The HTC One X (HTC’s flagship smartphone, which they genuinely regarded as being their last chance for redemption) is undoubtedly a great piece of hardware. Armed with a smashing 4,7” LCD HD display and a devastating ARM Cortex-A9 1.5 GHz quad core processor, this touch-based smartphone is a definite upgrade over their previous devices. The phone itself weights 130 grams and is powered by an non-removable Li-Po 1800 mAh battery. Maybe the most notable feature of the HTC One X is its amazing 8 MP, 3264×2448 pixels, autofocus, LED flash camera with the ability to record full HD sound video . The phone runs on Android OS, v4.0 (Ice Cream Sandwich), upgradable to v4.1.1 (Jelly Bean) which is supported by Nvidia ULP GeForce 520 MHz GPU.

As far as all this goes, the phone is unquestionably superior to the majority of smartphone devices today, except of course for Samsung’s Galaxy S III/IV and Apple’s iPhone 4s/5. But if the phone features the same specs as these other devices of the same class, why have recent sales concluded such a profound lack of interest among consumers? Why did a company, which brought the ‘smart’ in smartphones, suddenly dropped out from the competition for smartphone dominance?

Many experts believe that the reason behind the fall of the HTC One X and his successor, the HTC One, might be due to a marketing error and poor decision making on HTC’s behalf. CEO and supposed co-founder Peter Chou stated, that if his flagship phone does not fly off the shelves, he would step down as head and CEO of HTC Corp.

Too bad for him this dream never transcended into reality. Even HTC’s long standing history and reputation could not save him from the complete and total devastation that followed the release of the HTC One series of smartphones. Not remarkable in anyway, these devices fail to seek their own unique identity, falling prey to the overzealous ambitions of Peter Chou to dominate the Android market. What HTC lacks is the ability to maintain its brand name. For the most part, the company met all the necessary requirements it had to meet before it could continue to run alongside Apple, LG, Microsoft and Samsung. But apparently that wasn’t enough to stifle the stringent voices of consumers, turning the company and all its shareholders, into one of the greatest losers in corporate history.

We can only speculate what HTC’s engineers have in mind for the future. But with giants like Apple and Samsung to worry about, the company has to rethink its whole marketing approach.
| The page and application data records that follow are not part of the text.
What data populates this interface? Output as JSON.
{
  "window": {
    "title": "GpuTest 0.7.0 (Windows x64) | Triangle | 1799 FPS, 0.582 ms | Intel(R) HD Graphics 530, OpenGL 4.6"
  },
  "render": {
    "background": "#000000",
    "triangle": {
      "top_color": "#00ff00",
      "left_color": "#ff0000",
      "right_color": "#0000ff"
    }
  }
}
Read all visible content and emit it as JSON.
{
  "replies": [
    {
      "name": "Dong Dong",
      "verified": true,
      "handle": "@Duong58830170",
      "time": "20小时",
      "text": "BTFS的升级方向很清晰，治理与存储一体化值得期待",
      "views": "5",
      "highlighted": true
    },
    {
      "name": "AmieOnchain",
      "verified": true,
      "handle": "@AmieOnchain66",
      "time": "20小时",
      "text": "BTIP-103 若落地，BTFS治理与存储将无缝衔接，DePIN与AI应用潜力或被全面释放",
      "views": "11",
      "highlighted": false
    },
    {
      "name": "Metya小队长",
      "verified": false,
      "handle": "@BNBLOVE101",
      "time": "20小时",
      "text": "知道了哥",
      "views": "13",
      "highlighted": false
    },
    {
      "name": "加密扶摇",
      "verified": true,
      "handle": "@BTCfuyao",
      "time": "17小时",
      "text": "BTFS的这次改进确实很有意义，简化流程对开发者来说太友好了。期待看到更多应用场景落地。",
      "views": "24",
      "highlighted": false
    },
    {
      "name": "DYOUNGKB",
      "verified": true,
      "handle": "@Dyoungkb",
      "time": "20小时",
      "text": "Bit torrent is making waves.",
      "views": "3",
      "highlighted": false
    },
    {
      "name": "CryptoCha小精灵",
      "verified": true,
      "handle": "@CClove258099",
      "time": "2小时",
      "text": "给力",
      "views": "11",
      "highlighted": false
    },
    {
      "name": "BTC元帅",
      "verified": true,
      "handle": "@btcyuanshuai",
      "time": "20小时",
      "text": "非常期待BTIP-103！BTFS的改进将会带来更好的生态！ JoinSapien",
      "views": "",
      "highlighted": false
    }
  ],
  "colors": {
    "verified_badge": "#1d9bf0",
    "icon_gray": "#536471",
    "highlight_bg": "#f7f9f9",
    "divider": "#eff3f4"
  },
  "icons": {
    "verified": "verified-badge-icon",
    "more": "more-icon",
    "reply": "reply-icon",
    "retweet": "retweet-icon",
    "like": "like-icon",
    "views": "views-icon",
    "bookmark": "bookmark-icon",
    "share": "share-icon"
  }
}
Slicker design, faster performance and great visual components are no longer relevant in a world, where commercials and advertisement campings account for 99.9% of the sales.

Morgan Johnes is a writer and blogger currently working for BinaryTribune. He likes to write about business, technology and gadgets. His passion are smartphones and tablets.